- There are different plans of attack. One possible method is building a man-in-the-middle device, which hijacks the communication between the scanner and computer, planting it near the scanner and intercepting the CT scans for manipulation.
- Though the Israeli study focused on lung cancer scans, 3D CT scans are used to diagnose conditions such as heart disease, infections, blood clots, spinal injuries, bone fractures, ligament injuries and arthritis. Hackers causing a misdiagnosis based on faulty images could be motivated by insurance fraud, ransomware, cyber terrorism or even murder, according to the report.
Even in this era of increasing concern over online privacy, medical devices and records remain susceptible to manipulation and exposure, whether by malicious hackers or mere human error. Though cybersecurity ranked the top IT investment in 2018 and led the list of provider concerns coming into 2019, 62% of industry leaders experienced a data breach over the past year alone.
A three-dimensional computerized tomography (CT) scan combines X-ray images taken from different angles. It then uses computer processing to create cross-sectional images of bones, blood vessels and soft tissues in much more acute detail than standard X-rays alone.

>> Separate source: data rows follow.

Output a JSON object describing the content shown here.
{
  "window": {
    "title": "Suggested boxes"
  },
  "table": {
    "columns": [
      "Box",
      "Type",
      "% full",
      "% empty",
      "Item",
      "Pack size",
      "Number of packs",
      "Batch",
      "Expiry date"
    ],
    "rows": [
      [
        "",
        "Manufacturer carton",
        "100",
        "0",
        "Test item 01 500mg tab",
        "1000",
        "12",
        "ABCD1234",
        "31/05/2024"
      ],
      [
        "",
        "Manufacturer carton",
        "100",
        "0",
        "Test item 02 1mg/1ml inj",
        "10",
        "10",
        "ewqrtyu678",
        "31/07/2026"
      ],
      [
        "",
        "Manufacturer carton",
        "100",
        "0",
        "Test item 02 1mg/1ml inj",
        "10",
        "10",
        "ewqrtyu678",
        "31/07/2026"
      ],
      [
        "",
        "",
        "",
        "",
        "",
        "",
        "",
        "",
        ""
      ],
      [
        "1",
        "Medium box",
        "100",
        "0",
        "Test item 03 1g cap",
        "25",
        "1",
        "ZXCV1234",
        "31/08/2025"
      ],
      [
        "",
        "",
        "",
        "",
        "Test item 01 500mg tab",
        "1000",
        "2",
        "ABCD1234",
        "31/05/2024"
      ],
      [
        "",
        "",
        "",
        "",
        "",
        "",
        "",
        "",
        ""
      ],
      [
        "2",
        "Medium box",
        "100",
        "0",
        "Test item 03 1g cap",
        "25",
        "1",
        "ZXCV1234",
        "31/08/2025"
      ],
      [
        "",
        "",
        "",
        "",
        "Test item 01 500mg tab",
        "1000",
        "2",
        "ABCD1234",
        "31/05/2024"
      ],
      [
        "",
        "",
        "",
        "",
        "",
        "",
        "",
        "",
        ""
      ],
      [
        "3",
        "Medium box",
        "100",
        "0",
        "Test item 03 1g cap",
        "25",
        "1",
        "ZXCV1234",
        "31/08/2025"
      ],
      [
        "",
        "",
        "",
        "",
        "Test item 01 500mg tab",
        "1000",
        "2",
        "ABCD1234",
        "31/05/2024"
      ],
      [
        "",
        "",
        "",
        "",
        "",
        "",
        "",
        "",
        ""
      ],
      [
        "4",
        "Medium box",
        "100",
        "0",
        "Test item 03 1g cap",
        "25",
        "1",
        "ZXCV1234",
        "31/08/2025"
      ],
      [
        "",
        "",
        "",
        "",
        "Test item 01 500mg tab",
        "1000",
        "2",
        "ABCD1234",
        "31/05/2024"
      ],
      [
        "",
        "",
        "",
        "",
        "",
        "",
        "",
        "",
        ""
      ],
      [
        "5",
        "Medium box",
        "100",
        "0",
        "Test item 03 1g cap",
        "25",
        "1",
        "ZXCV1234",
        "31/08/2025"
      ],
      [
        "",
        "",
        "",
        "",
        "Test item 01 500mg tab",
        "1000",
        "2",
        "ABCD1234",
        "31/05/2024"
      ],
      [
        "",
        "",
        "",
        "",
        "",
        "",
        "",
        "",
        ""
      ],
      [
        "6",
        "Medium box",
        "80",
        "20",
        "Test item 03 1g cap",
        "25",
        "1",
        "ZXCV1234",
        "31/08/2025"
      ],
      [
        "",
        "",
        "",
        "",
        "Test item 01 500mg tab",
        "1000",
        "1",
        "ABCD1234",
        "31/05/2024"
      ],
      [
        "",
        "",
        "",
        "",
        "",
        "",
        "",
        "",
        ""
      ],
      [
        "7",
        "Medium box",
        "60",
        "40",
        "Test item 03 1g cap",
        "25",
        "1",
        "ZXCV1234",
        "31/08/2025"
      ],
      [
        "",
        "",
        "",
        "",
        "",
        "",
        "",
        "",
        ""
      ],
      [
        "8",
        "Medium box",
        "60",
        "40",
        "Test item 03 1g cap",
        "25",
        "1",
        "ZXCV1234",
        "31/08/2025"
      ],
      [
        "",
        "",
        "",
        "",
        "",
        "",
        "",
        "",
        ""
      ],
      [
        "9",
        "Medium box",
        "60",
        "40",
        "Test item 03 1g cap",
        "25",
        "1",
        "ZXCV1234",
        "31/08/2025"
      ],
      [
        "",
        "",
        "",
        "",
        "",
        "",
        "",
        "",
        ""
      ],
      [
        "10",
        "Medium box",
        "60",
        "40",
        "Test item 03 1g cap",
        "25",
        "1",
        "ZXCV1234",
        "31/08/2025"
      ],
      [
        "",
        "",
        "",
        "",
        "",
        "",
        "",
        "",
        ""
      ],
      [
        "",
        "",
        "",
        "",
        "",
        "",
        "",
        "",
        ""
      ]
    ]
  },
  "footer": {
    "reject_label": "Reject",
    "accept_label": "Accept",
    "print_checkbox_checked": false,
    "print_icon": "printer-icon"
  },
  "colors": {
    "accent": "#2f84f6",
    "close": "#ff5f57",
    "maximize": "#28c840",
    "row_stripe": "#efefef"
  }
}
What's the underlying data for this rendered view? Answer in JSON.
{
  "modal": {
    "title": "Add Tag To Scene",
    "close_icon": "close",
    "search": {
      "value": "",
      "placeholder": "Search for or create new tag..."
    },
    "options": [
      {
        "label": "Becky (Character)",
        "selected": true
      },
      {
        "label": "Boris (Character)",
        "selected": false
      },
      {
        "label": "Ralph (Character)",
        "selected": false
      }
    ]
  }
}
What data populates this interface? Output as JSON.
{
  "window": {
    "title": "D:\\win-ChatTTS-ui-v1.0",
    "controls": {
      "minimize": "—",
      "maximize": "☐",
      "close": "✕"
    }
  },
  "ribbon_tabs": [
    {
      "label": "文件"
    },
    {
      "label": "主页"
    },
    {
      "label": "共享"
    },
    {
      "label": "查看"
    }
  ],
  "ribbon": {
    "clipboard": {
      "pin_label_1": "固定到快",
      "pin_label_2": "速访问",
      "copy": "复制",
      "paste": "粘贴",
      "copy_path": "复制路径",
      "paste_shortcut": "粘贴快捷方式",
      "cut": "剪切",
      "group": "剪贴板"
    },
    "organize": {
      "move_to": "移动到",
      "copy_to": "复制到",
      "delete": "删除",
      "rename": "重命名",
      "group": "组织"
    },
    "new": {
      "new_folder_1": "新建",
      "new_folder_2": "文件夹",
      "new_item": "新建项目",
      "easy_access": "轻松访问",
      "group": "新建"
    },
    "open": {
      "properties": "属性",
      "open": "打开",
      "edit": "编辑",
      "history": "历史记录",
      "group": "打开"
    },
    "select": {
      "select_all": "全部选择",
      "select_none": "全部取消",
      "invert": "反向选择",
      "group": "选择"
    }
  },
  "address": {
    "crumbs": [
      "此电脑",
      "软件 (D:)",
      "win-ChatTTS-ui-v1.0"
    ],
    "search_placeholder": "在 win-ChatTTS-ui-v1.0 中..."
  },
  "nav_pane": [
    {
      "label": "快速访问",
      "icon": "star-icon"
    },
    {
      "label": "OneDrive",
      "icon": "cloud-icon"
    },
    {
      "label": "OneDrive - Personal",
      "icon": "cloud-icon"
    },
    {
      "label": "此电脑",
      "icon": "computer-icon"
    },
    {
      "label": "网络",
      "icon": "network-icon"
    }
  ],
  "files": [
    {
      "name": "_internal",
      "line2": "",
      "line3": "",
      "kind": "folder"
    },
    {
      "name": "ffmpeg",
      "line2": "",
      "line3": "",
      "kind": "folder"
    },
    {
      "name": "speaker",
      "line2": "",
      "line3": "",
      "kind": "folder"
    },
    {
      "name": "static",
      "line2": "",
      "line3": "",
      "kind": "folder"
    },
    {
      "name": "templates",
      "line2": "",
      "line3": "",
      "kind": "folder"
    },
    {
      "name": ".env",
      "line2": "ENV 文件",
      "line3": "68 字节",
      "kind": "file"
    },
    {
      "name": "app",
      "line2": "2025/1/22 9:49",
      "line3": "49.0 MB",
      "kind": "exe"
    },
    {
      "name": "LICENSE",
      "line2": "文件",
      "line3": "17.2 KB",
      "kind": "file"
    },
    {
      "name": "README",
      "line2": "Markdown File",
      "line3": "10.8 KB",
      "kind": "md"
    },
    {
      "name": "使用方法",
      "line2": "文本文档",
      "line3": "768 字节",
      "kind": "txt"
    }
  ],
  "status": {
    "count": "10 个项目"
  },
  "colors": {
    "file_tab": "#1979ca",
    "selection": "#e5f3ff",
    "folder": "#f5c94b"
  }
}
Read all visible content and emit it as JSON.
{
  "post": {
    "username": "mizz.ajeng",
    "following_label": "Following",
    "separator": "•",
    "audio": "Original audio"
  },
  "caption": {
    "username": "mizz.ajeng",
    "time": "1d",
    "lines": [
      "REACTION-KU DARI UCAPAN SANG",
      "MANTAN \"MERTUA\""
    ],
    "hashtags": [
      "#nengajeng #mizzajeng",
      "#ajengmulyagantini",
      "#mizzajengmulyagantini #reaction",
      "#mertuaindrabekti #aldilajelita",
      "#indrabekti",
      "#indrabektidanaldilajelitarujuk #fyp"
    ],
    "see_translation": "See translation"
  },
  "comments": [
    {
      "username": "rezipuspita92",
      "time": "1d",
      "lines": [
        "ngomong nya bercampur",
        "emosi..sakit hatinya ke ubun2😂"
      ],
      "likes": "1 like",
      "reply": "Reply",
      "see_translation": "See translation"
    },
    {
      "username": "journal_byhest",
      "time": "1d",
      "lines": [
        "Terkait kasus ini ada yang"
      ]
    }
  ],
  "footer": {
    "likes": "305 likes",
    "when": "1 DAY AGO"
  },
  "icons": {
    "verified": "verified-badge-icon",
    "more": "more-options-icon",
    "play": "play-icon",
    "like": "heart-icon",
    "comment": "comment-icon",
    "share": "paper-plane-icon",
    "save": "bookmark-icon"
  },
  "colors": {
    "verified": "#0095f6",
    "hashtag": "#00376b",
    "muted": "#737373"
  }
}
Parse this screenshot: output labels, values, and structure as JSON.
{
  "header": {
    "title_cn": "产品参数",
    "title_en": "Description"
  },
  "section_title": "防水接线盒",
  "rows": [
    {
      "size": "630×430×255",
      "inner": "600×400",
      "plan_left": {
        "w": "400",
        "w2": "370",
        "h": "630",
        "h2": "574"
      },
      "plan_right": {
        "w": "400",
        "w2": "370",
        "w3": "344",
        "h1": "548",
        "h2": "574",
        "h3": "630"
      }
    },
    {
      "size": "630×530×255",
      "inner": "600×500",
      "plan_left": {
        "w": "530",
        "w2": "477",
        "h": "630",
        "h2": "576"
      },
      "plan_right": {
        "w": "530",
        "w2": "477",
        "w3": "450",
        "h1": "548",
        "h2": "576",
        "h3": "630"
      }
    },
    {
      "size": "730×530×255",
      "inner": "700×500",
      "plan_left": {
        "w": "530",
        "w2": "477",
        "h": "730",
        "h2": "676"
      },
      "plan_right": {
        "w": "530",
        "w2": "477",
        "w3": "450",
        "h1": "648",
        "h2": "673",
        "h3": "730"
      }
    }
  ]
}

In the BGU National Cyber Security Research Center simulation, the hacker had complete control over the number, size and locations of the cancers in the full-resolution 3D image, while still preserving the same anatomy from the original.
To inject and remove different medical conditions from the images, the Israeli cybersecurity researchers used a deep learning neural network called a generative adversarial network, or GAN.
In scans of healthy patients injected with false cancer, a team of three radiologists brought on to fact check the research misdiagnosed 99% of them as being malignant. When the GAN removed cancers from sick patient images, the radiologists misdiagnosed 94% as being healthy.
Since 3D medical scans are widely viewed as more reliable sources of definitive evidence than their counterparts, such as preliminary 2D X-rays, this poses a “significant threat,” said the researchers, who actually broke into the network of a hospital to demonstrate the feasibility of the attack (with the facility’s permission).
Early last month, Moody’s warned the medical device industry is highly vulnerable to cyber risks, mostly due to the mounting volume of insulin pumps, cardiac monitors and defibrillators and other internet-connected devices. But even health systems with IT infrastructures unconnected to the internet aren’t safe, BGU researchers say.
“Determined intruders can still gain access via the hospital’s Wi-Fi or physical access to the infrastructure,” Yisroel Mirsky, project manager and cybersecurity researcher at BGU’s National Cyber Security Research Center, said. “However, these networks are now being connected to the internet as well, which enables attackers to perform remote attacks.”
The BGU team recommended a series of countermeasures, including enabling encryption between the different hosts in picture archiving and communication system network, enable digital signatures to sign each scan with a mark of authenticity or add a hidden signal into an image that would be distorted with any outside tampering, letting hospital staff know it’s been corrupted.